Series 2 consists of early American military documents, ranging in date from 1775-1799. The various forms of documents include broadside announcements (in German and English), a congressional resolution, and a parchment certificate.
Series 3 consists of early American court documents, from about 1727-1728. The records from Philadelphia are general court reports and “Quarter Session” petitions.
Series 4 consists of land and ownership documents, ranging in date from 1685-1812. The series contains Pennsylvania land deeds or grants, and land indenture certificates. Box 2 (Oversized) is a continuation of Series 4.
Series 5 consists of return survey manuscripts for the wards of Philadelphia, likely all from 1728.
Series 6 consists of manuscripts from early mayors of Philadelphia, ranging in date from 1721/2 – 1728. The manuscripts include mayor orders, as well as attached jury lists.

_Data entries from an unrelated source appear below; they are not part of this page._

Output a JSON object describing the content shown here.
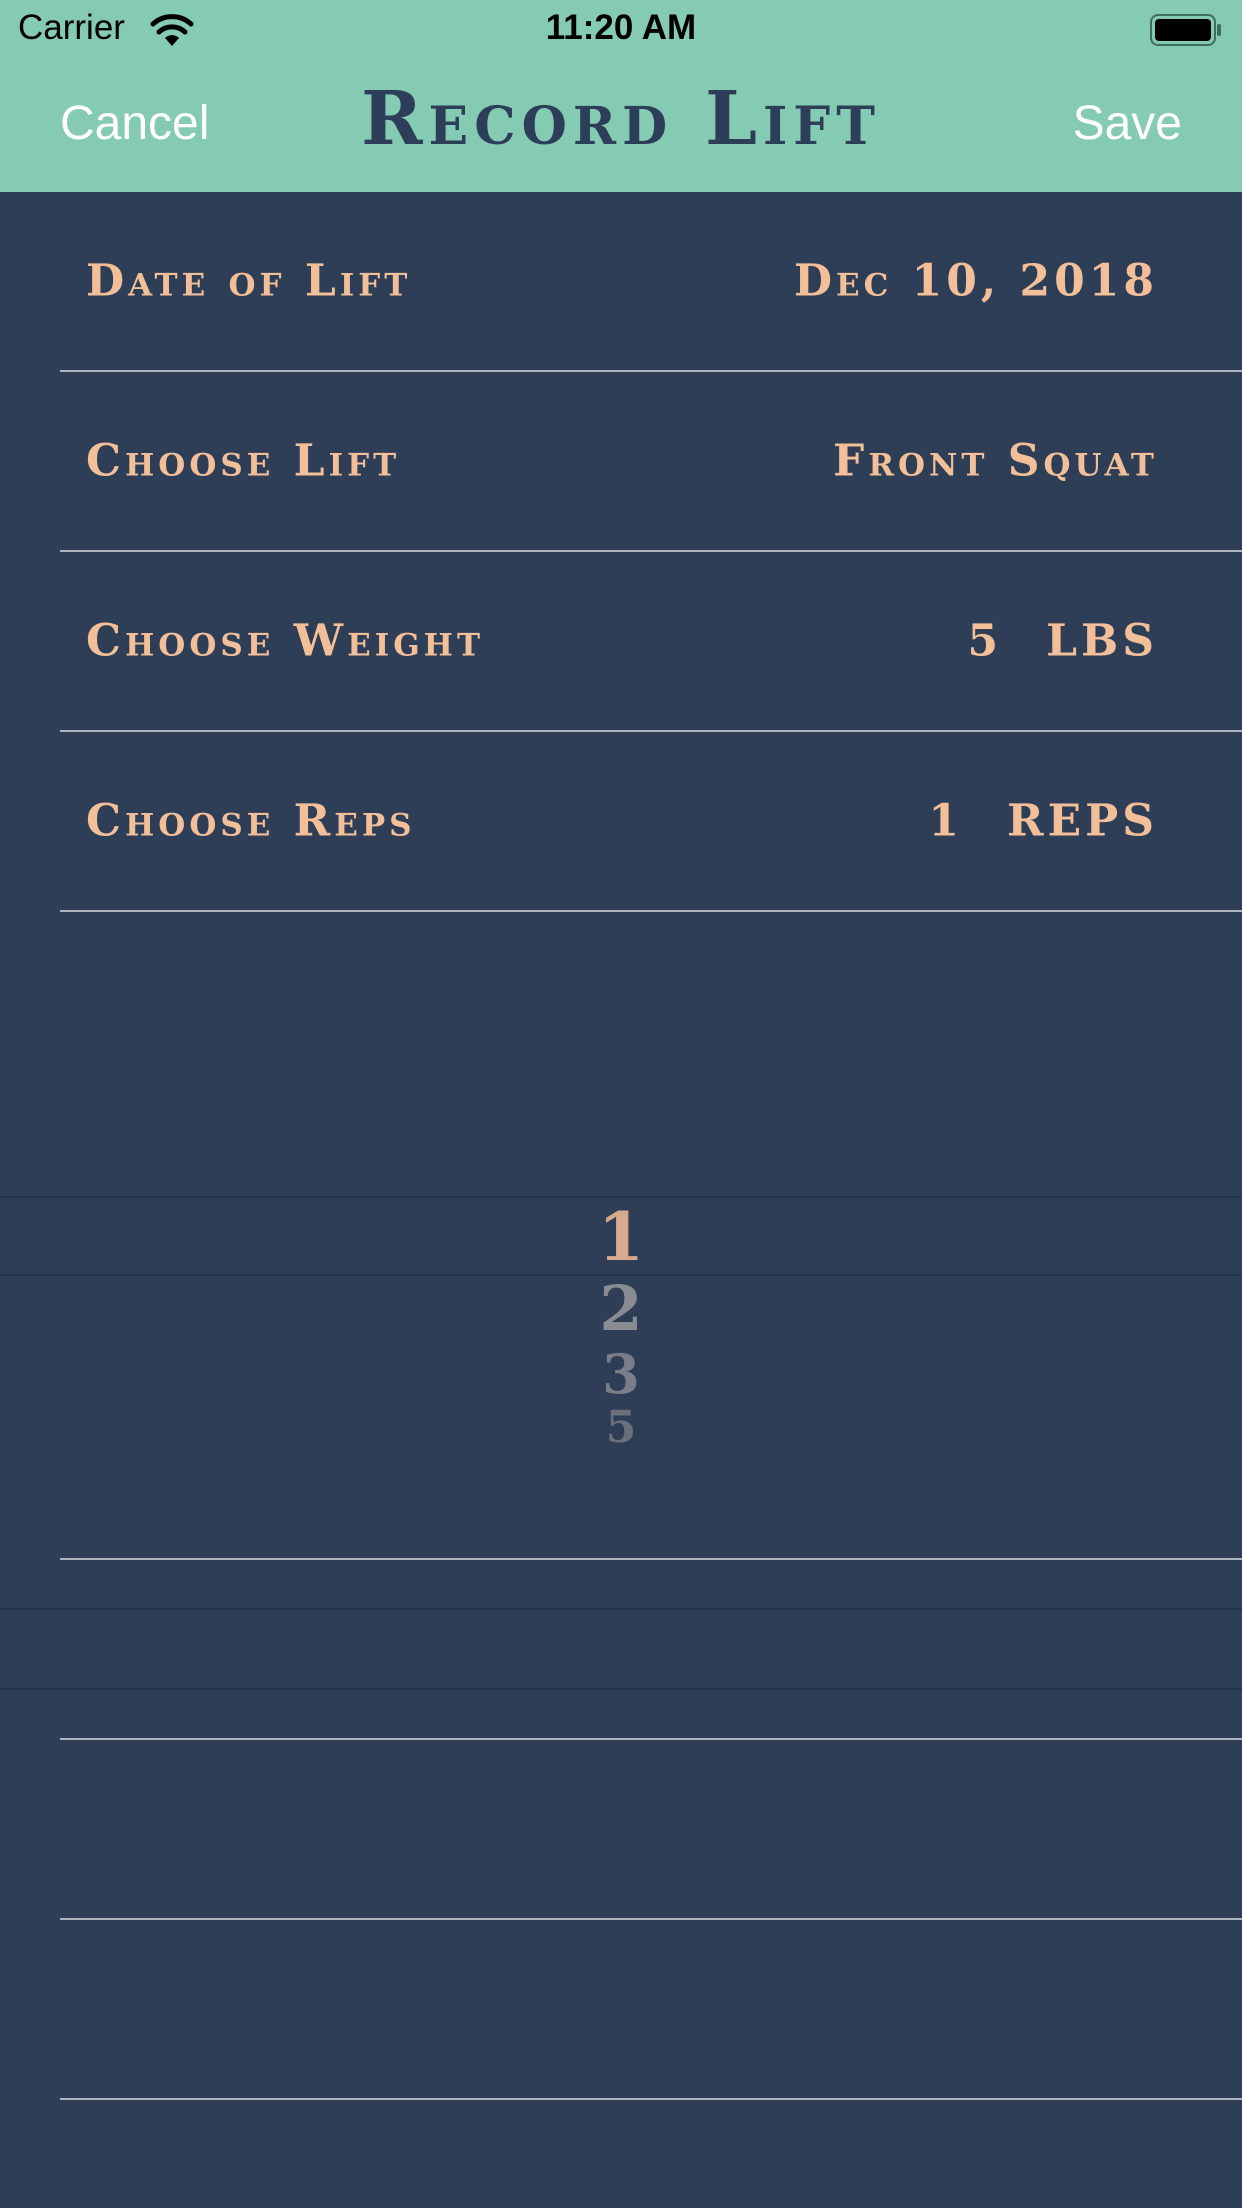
{
  "status_bar": {
    "carrier": "Carrier",
    "time": "11:20 AM",
    "icons": [
      "wifi-icon",
      "battery-icon"
    ]
  },
  "nav": {
    "cancel_label": "Cancel",
    "title": "Record Lift",
    "save_label": "Save"
  },
  "form": {
    "date": {
      "label": "Date of Lift",
      "value": "Dec 10, 2018"
    },
    "lift": {
      "label": "Choose Lift",
      "value": "Front Squat"
    },
    "weight": {
      "label": "Choose Weight",
      "number": "5",
      "unit": "LBS"
    },
    "reps": {
      "label": "Choose Reps",
      "number": "1",
      "unit": "REPS"
    }
  },
  "picker": {
    "selected": "1",
    "options": [
      "2",
      "3",
      "5"
    ]
  },
  "colors": {
    "nav_bar": "#85cab2",
    "background": "#2e3e57",
    "accent_text": "#f2bf98",
    "title_text": "#2d3e58"
  }
}
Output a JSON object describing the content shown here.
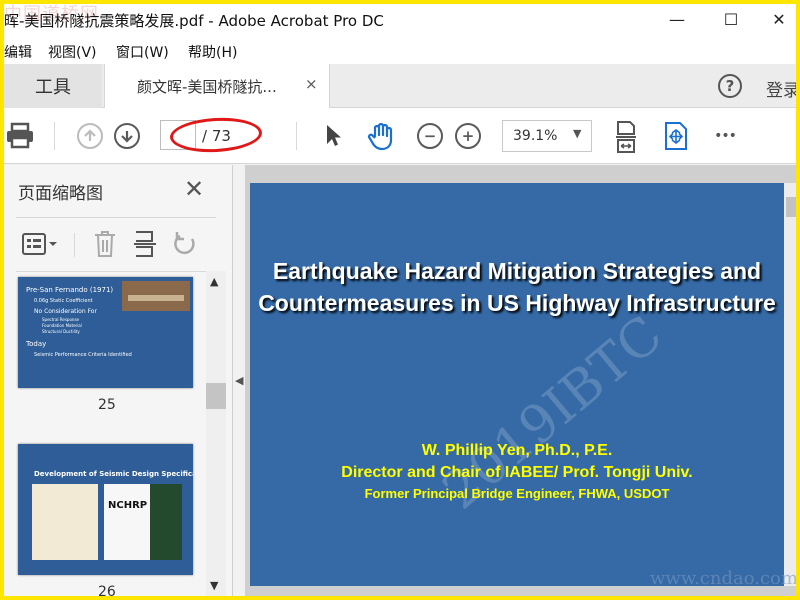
{
  "window": {
    "title": "晖-美国桥隧抗震策略发展.pdf - Adobe Acrobat Pro DC",
    "watermark_logo": "中国道桥网",
    "minimize": "—",
    "maximize": "☐",
    "close": "✕"
  },
  "menu": {
    "items": [
      "编辑",
      "视图(V)",
      "窗口(W)",
      "帮助(H)"
    ]
  },
  "tabs": {
    "tools_label": "工具",
    "doc_tab_label": "颜文晖-美国桥隧抗...",
    "doc_tab_close": "×",
    "help_label": "?",
    "login_label": "登录"
  },
  "toolbar": {
    "page_input_value": "",
    "page_total": "/ 73",
    "zoom_value": "39.1%",
    "zoom_caret": "▼",
    "more_label": "•••",
    "zoom_out_label": "−",
    "zoom_in_label": "+"
  },
  "thumbnail_panel": {
    "title": "页面缩略图",
    "close": "✕",
    "scroll_up": "▲",
    "scroll_down": "▼",
    "thumbnails": [
      {
        "page_number": "25",
        "lines": [
          "Pre-San Fernando (1971)",
          "0.06g Static Coefficient",
          "No Consideration For",
          "Spectral Response",
          "Foundation Material",
          "Structural Ductility",
          "Today",
          "Seismic Performance Criteria Identified"
        ]
      },
      {
        "page_number": "26",
        "heading": "Development of Seismic Design Specifications",
        "nchrp_label": "NCHRP"
      }
    ]
  },
  "document": {
    "slide_title_line1": "Earthquake Hazard Mitigation Strategies and",
    "slide_title_line2": "Countermeasures in US Highway Infrastructure",
    "author": "W. Phillip Yen, Ph.D., P.E.",
    "position": "Director and Chair of IABEE/ Prof. Tongji Univ.",
    "former": "Former Principal Bridge Engineer, FHWA, USDOT",
    "watermark": "2019IBTC",
    "site_watermark": "www.cndao.com"
  },
  "colors": {
    "slide_background": "#356aa6",
    "highlight_ellipse": "#e01818",
    "frame_border": "#ffe600",
    "author_text": "#ffff00"
  }
}
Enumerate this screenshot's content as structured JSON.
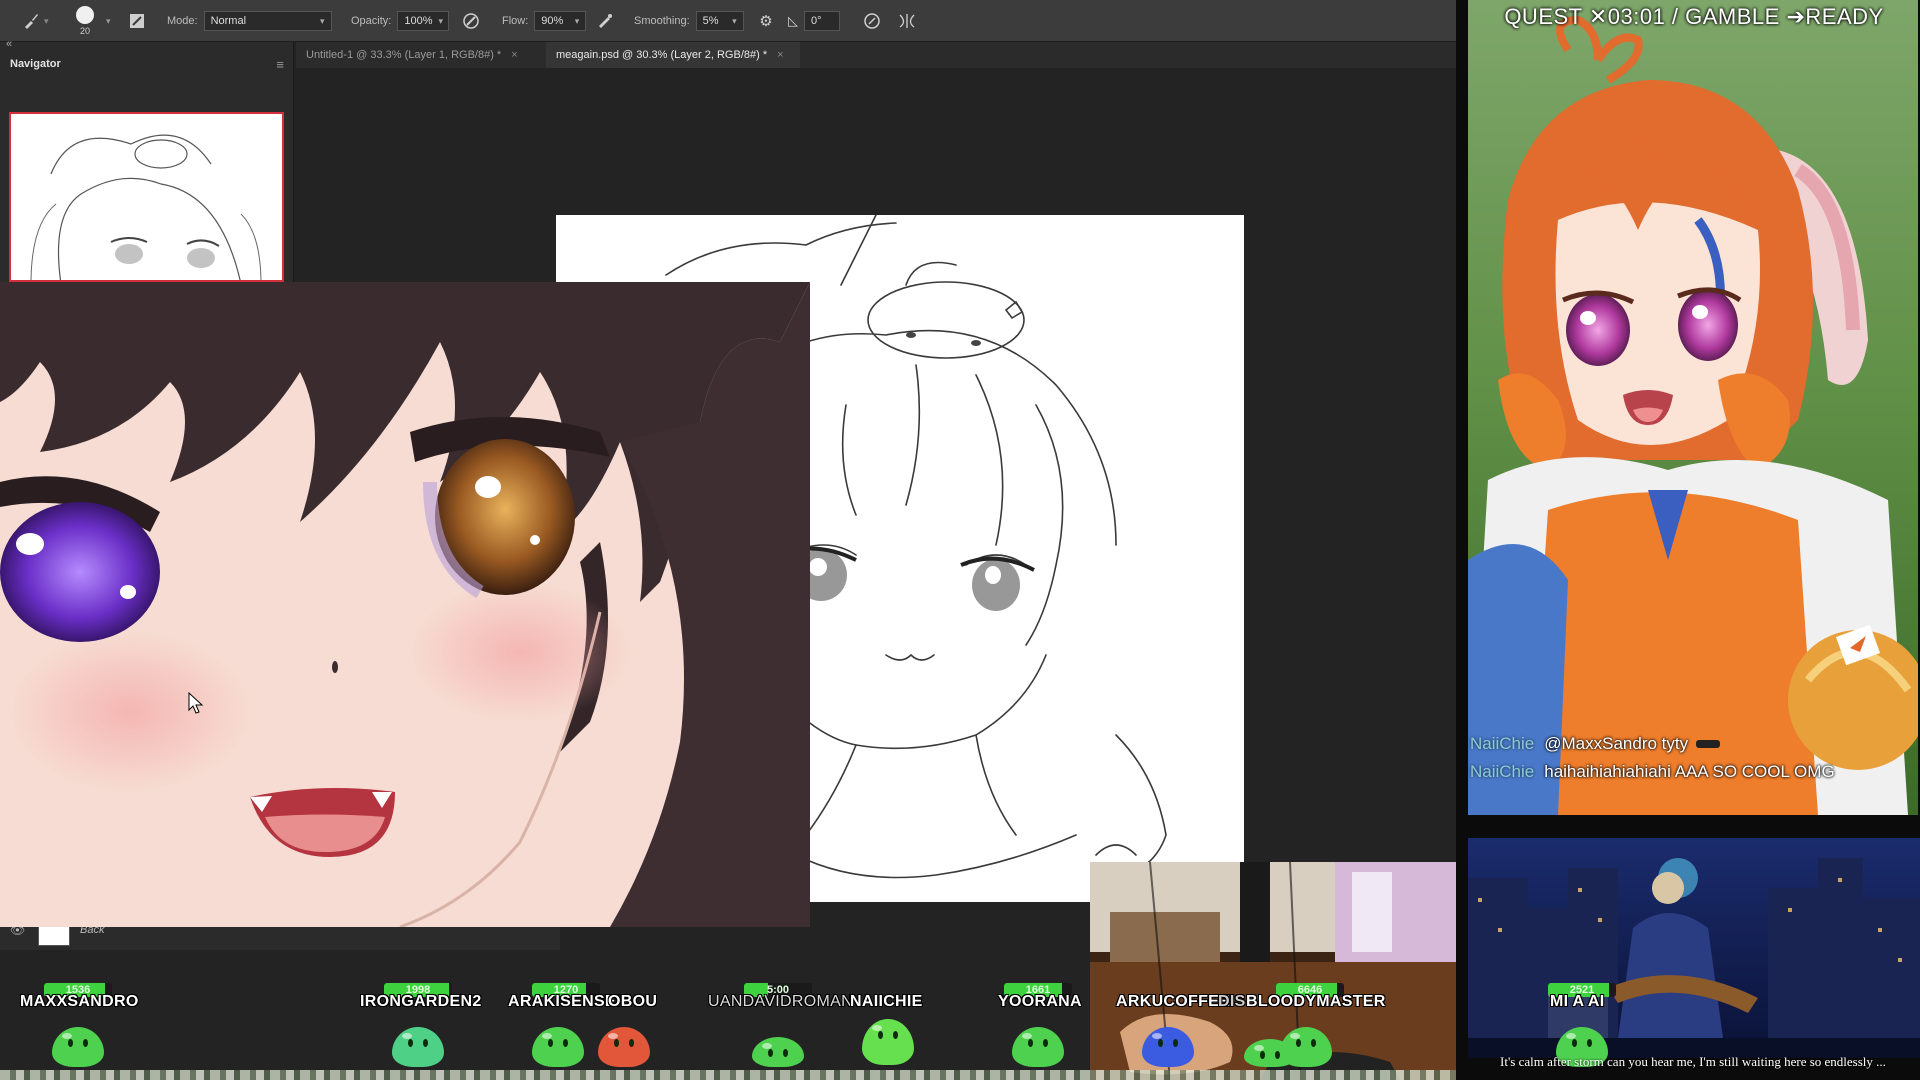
{
  "photoshop": {
    "options_bar": {
      "brush_size": "20",
      "mode_label": "Mode:",
      "mode_value": "Normal",
      "opacity_label": "Opacity:",
      "opacity_value": "100%",
      "flow_label": "Flow:",
      "flow_value": "90%",
      "smoothing_label": "Smoothing:",
      "smoothing_value": "5%",
      "angle_value": "0°",
      "icons": [
        "brush-tool-icon",
        "brush-preset-icon",
        "brush-settings-icon",
        "pressure-opacity-icon",
        "airbrush-icon",
        "smoothing-gear-icon",
        "angle-icon",
        "pressure-size-icon",
        "symmetry-icon"
      ]
    },
    "tabs": [
      {
        "label": "Untitled-1 @ 33.3% (Layer 1, RGB/8#) *",
        "active": false
      },
      {
        "label": "meagain.psd @ 30.3% (Layer 2, RGB/8#) *",
        "active": true
      }
    ],
    "panel": {
      "title": "Navigator",
      "collapse_glyph": "«",
      "menu_glyph": "≡"
    },
    "layer": {
      "name": "Back"
    }
  },
  "stream": {
    "quest_bar": "QUEST ✕03:01  /  GAMBLE ➔READY",
    "chat": [
      {
        "name": "NaiiChie",
        "message": "@MaxxSandro tyty"
      },
      {
        "name": "NaiiChie",
        "message": "haihaihiahiahiahi AAA SO COOL OMG"
      }
    ],
    "marquee": "It's calm after storm can you hear me, I'm still waiting here so endlessly ...",
    "players": [
      {
        "name": "MAXXSANDRO",
        "hp": "1536",
        "hp_frac": 0.9,
        "slime": "#4ed14e"
      },
      {
        "name": "IRONGARDEN2",
        "hp": "1998",
        "hp_frac": 0.95,
        "slime": "#4ed187"
      },
      {
        "name": "ARAKISENSEI",
        "hp": "1270",
        "hp_frac": 0.8,
        "slime": "#4ed14e"
      },
      {
        "name": "OBOU",
        "hp": "",
        "hp_frac": 0.0,
        "slime": "#e2563a"
      },
      {
        "name": "UANDAVIDROMAN",
        "hp": "5:00",
        "hp_frac": 0.35,
        "slime": "#4ed14e"
      },
      {
        "name": "NAIICHIE",
        "hp": "",
        "hp_frac": 0.0,
        "slime": "#66e04e"
      },
      {
        "name": "YOORANA",
        "hp": "1661",
        "hp_frac": 0.85,
        "slime": "#4ed14e"
      },
      {
        "name": "ARKUCOFFEE",
        "hp": "",
        "hp_frac": 0.0,
        "slime": "#3b5be0"
      },
      {
        "name": "DIS",
        "hp": "",
        "hp_frac": 0.0,
        "slime": "#4ed14e"
      },
      {
        "name": "BLOODYMASTER",
        "hp": "6646",
        "hp_frac": 0.9,
        "slime": "#4ed14e"
      },
      {
        "name": "MI A AI",
        "hp": "2521",
        "hp_frac": 0.9,
        "slime": "#4ed14e"
      }
    ]
  }
}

Series 7 consists of early American documents concerning religious affairs, ranging in date from 1781-1799. The documents are broadsides, in English.
Series 8 consists of a manuscript letter, dated 1717, containing a catalog of books.
 Philadelphia City Archives. “Chronology of the Political Subdivisions of the City of Philadelphia, 1705-1854.” Accessed June 25, 2016. http://www.phila.gov/phils/docs/inventor/graphics/wards/wards2.htm
 Mary Wootten, conservator at Gettysburg College Special Collections.
GaleGroup US History. “German Immigration.” Accessed July 7, 2016. http://ic.galegroup.com/ic/uhic/ReferenceDetailsPage/ReferenceDetailsWindow?zid=a1bdd01f59dacbddab4e6bea68b2a54e&action=2&documentId=GALE%7CCX3436800018&userGroupName=gray02935&jsid=f6ef0c62ec142c368bfc2a12c90b49ea.
When Classes are in session:
M, Th, F : 1 - 5 PM
T, W : 1 - 5 and 6 - 9 PM
Other times by appointment
Gettysburg College Box 420
Gettysburg, PA 17325
717-337-7002 ~ Director
717-337-7006 ~ College Archivist
717-337-7014 ~ General Inquiries